I’ve been wondering for a while how long the scheduling math holds up for certain athletic departments. It sounds like we’re getting closer to a reckoning.
Purdue has seven home games in 2019. It played seven at home last year, too. But the days of consistently having seven games in Ross-Ade Stadium appear to be finished. None of Purdue’s future schedules through 2025 has seven home games.
“We would like seven games from a pure economics, pure playing-in-front-of-your-home-crowd standpoint … all of that would make great sense,” said Purdue athletic director Mike Bobinski. “But so does everyone else. The math doesn’t work. At some point, there has to be some give and take certain years.”

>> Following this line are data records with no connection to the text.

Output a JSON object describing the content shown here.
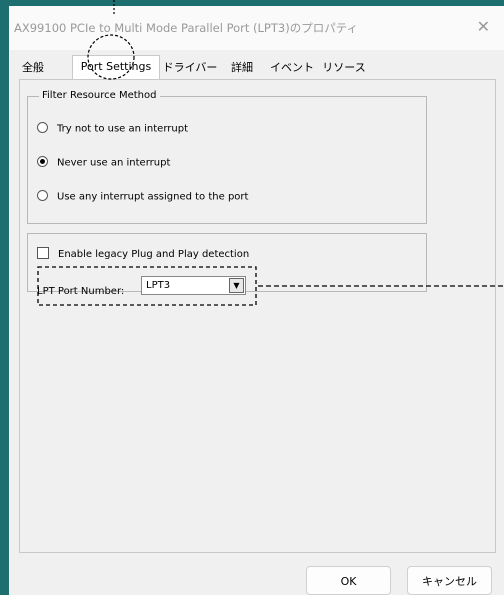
{
  "window": {
    "title": "AX99100 PCIe to Multi Mode Parallel Port (LPT3)のプロパティ",
    "close_glyph": "✕"
  },
  "tabs": [
    {
      "label": "全般"
    },
    {
      "label": "Port Settings"
    },
    {
      "label": "ドライバー"
    },
    {
      "label": "詳細"
    },
    {
      "label": "イベント"
    },
    {
      "label": "リソース"
    }
  ],
  "active_tab": "Port Settings",
  "filter_group": {
    "legend": "Filter Resource Method",
    "options": [
      {
        "label": "Try not to use an interrupt",
        "selected": false
      },
      {
        "label": "Never use an interrupt",
        "selected": true
      },
      {
        "label": "Use any interrupt assigned to the port",
        "selected": false
      }
    ]
  },
  "lpt_group": {
    "legacy_label": "Enable legacy Plug and Play detection",
    "legacy_checked": false,
    "port_number_label": "LPT Port Number:",
    "port_number_value": "LPT3",
    "dropdown_glyph": "▼"
  },
  "buttons": {
    "ok": "OK",
    "cancel": "キャンセル"
  },
  "colors": {
    "frame": "#1d6e6e",
    "dialog_bg": "#f0f0f0",
    "title_text": "#9a9a9a"
  }
}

Playing seven games in Ross-Ade Stadium has been the norm. Since 2006–when the NCAA began to allow schools to have 12 scheduled games–Purdue has played seven home games each season except for one: 2017, when it had only six games in Ross-Ade Stadium. That year, Purdue played a neutral site non-league game in Indianapolis’ Lucas Oil Stadium vs. Louisville to open the Jeff Brohm era. Before that, the last time Purdue played just six home games was in 2005.
“The problem with getting a seventh game a lot of years, the market to buy an opponent has gotten prohibitive,” said Bobinski. “It has gotten to the point where in the current economic reality, we would be upside down. We would be paying more than we take in.”
The seasons that present the most issues for Bobinski are even-numbered years, when Purdue plays just four of nine Big Ten games at home. In those seasons, it would be ideal to have all three non-conference games played in Ross-Ade Stadium. But getting non-league foes–who don’t want a return visit from Purdue–to come to West Lafayette is a pricey proposition.
Supply and demand, baby. The mids sound like they’ve figured that out.
Scheduling home games with MAC schools–in which Purdue wouldn’t have to make a return visit–has become very expensive. MAC schools sit in the heart of Big Ten country. And they are popular home fodder for Big Ten schools. That competition has driven up the price to lure visits from MAC opponents. Schools like Ohio State, Michigan and Penn State–which have massive stadiums and fat checkbooks–are paying almost $2 million to MAC foes to visit their venues and not require a return visit, according to Bobinski.
“That just becomes math that doesn’t work for us,” he said. “We have stretched it up to $1.2 (million) or somewhere, and that’s a hold-your-breath deal for me to sign those.”
That leaves two options, play more FCS teams, something that carries its own cost, or increase the size of the conference schedule. At some point, the latter is going to become an attractive option from a cost-savings perspective — and with another round of playoff expansion coming sooner or later, arguably a less risky option, to boot.
Something’s gonna give.